◆ What to work on: Every line below that holds the string "index" should be copied out.
(Source material Opens)
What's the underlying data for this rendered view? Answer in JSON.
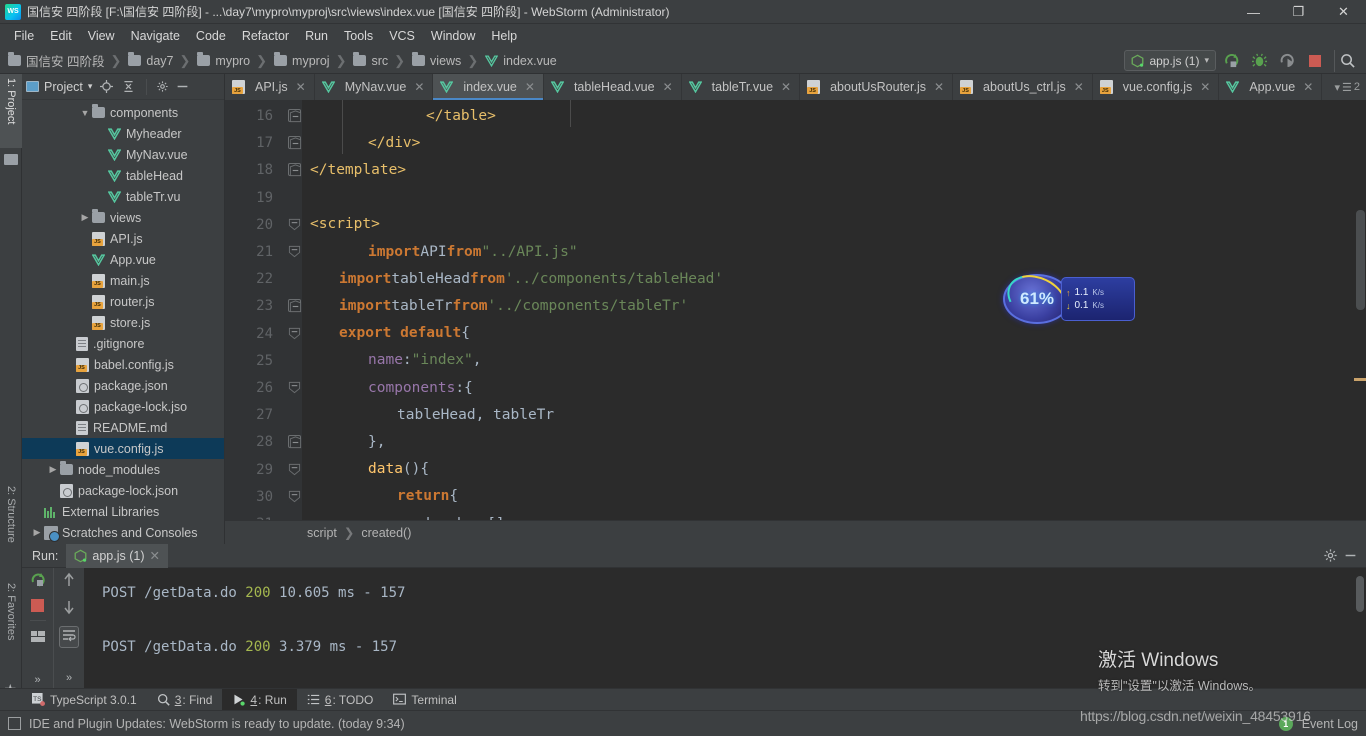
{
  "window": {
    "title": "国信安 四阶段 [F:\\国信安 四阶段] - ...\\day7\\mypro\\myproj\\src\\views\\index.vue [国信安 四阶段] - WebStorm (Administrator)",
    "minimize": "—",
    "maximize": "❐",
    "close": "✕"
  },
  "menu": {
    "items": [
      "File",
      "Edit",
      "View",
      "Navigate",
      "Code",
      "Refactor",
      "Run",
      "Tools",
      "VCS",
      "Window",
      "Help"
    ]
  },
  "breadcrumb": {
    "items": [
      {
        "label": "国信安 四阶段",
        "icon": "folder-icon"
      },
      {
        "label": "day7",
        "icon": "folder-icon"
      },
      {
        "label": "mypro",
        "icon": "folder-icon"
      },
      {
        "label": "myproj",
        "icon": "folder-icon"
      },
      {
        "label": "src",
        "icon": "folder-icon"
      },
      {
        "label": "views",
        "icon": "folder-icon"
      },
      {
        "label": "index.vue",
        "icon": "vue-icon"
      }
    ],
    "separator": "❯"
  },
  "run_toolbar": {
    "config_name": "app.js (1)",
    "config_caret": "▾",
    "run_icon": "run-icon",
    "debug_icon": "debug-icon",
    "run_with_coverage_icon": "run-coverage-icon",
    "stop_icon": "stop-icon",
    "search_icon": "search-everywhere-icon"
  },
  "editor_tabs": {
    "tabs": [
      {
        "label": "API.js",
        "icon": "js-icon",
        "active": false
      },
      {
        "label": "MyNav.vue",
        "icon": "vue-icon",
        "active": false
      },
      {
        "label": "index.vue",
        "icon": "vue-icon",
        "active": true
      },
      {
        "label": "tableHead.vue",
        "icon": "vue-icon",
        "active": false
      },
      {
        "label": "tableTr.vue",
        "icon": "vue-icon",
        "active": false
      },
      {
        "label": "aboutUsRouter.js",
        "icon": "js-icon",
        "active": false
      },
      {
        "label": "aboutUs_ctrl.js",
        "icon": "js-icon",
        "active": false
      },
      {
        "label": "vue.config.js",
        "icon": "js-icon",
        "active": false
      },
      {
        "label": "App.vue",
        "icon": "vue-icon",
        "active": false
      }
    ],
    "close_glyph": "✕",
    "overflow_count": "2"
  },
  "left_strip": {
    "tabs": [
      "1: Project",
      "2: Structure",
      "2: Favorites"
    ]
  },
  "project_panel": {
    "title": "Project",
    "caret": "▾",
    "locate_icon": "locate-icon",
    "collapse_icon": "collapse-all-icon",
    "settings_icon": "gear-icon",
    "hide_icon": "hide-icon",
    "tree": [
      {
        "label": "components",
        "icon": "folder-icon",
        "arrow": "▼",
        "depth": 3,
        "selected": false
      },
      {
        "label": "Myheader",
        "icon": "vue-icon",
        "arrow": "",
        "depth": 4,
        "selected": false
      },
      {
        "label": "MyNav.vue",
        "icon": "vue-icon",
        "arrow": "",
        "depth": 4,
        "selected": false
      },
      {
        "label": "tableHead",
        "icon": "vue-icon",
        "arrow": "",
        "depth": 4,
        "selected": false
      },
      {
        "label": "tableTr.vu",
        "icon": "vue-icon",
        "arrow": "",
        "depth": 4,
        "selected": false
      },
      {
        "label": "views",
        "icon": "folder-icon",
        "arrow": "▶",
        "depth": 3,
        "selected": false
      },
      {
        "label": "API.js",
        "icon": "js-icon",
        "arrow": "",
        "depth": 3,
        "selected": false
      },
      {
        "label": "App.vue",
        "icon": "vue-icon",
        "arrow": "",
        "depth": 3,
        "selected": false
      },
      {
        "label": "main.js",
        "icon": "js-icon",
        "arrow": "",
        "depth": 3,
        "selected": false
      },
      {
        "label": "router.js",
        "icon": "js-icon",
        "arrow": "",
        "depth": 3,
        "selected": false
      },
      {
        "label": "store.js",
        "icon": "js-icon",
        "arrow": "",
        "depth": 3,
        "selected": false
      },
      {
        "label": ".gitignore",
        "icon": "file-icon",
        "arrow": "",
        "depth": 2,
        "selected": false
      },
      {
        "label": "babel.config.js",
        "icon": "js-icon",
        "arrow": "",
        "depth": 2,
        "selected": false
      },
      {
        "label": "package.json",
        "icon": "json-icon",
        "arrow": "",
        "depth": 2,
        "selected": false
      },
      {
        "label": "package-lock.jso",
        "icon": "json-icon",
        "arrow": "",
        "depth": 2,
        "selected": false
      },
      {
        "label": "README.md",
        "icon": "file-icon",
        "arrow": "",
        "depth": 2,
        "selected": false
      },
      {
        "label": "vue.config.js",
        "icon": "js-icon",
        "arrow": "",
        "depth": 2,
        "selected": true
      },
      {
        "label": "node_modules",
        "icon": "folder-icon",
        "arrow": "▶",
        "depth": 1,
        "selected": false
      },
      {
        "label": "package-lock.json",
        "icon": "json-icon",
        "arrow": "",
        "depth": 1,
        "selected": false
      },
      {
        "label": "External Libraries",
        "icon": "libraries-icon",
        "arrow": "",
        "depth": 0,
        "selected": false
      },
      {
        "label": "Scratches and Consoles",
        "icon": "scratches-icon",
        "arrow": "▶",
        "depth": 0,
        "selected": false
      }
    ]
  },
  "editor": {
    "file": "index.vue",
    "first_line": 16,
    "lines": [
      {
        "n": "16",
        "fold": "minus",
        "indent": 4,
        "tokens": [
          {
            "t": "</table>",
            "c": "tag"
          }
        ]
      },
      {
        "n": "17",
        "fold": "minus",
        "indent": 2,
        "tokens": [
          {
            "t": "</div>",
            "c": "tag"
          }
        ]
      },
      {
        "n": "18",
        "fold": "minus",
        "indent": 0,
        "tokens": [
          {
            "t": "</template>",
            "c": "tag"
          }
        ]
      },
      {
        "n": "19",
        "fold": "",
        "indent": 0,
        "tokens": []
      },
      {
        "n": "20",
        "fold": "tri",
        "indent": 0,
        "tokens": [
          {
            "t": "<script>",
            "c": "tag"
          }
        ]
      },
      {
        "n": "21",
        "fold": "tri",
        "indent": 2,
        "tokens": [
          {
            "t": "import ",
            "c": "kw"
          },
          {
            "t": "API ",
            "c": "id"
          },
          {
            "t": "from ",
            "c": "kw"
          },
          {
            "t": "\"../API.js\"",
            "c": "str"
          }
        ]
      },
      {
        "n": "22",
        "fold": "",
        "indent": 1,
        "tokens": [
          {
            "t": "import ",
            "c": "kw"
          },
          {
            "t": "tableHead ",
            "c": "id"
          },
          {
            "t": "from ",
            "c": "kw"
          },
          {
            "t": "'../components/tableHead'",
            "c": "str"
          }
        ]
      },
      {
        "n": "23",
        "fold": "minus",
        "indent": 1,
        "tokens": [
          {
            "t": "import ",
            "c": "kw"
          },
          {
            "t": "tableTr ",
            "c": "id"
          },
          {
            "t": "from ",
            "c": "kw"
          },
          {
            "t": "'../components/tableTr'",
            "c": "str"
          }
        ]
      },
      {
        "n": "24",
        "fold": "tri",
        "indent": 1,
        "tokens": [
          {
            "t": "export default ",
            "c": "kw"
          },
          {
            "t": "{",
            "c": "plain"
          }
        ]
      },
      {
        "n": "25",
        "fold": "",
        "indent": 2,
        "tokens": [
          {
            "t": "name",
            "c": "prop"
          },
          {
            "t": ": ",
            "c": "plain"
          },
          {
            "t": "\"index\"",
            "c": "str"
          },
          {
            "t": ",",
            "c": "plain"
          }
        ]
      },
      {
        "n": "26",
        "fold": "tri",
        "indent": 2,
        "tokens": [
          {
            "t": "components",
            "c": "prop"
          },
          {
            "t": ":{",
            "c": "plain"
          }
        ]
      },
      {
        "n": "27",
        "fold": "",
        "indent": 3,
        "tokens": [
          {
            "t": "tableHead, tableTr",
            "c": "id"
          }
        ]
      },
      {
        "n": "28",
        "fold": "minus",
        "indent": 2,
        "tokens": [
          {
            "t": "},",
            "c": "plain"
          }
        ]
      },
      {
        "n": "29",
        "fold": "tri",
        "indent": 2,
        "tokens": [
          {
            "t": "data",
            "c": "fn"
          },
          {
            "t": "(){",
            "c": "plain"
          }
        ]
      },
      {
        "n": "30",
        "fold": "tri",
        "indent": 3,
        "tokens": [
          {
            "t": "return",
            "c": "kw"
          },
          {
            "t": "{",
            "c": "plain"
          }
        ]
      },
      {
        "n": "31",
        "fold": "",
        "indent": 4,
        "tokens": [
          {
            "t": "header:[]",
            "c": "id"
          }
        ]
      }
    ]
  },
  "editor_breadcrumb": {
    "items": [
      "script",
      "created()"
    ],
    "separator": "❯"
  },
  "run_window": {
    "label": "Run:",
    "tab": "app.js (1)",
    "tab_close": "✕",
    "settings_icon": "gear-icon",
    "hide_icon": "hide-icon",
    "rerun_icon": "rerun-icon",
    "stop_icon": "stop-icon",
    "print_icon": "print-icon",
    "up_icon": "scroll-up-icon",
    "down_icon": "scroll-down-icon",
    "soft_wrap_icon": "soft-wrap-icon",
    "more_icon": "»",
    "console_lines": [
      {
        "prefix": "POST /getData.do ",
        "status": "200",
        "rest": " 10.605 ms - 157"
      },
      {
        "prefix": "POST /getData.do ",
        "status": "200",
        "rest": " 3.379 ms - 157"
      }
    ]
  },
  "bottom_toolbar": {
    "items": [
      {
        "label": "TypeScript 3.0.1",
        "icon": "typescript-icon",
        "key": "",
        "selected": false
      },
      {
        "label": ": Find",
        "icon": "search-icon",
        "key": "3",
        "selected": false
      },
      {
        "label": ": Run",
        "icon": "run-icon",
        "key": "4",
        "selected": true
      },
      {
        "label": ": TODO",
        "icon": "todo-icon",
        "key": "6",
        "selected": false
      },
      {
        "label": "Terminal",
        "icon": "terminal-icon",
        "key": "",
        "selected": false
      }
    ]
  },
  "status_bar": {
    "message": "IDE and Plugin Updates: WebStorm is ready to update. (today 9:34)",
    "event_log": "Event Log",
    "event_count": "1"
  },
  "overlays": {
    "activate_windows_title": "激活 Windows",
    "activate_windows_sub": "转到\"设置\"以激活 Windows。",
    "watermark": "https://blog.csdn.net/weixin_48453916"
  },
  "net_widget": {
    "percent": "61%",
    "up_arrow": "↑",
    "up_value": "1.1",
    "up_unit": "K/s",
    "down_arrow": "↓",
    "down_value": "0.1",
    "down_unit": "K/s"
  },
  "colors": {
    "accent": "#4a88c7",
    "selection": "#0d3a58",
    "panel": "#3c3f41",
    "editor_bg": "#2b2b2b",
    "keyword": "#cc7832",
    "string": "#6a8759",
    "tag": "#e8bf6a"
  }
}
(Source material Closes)
◆ Response for this exercise:
    "title": "国信安 四阶段 [F:\\国信安 四阶段] - ...\\day7\\mypro\\myproj\\src\\views\\index.vue [国信安 四阶段] - WebStorm (Administrator)",
        "label": "index.vue",
        "label": "index.vue",
    "file": "index.vue",
            "t": "\"index\"",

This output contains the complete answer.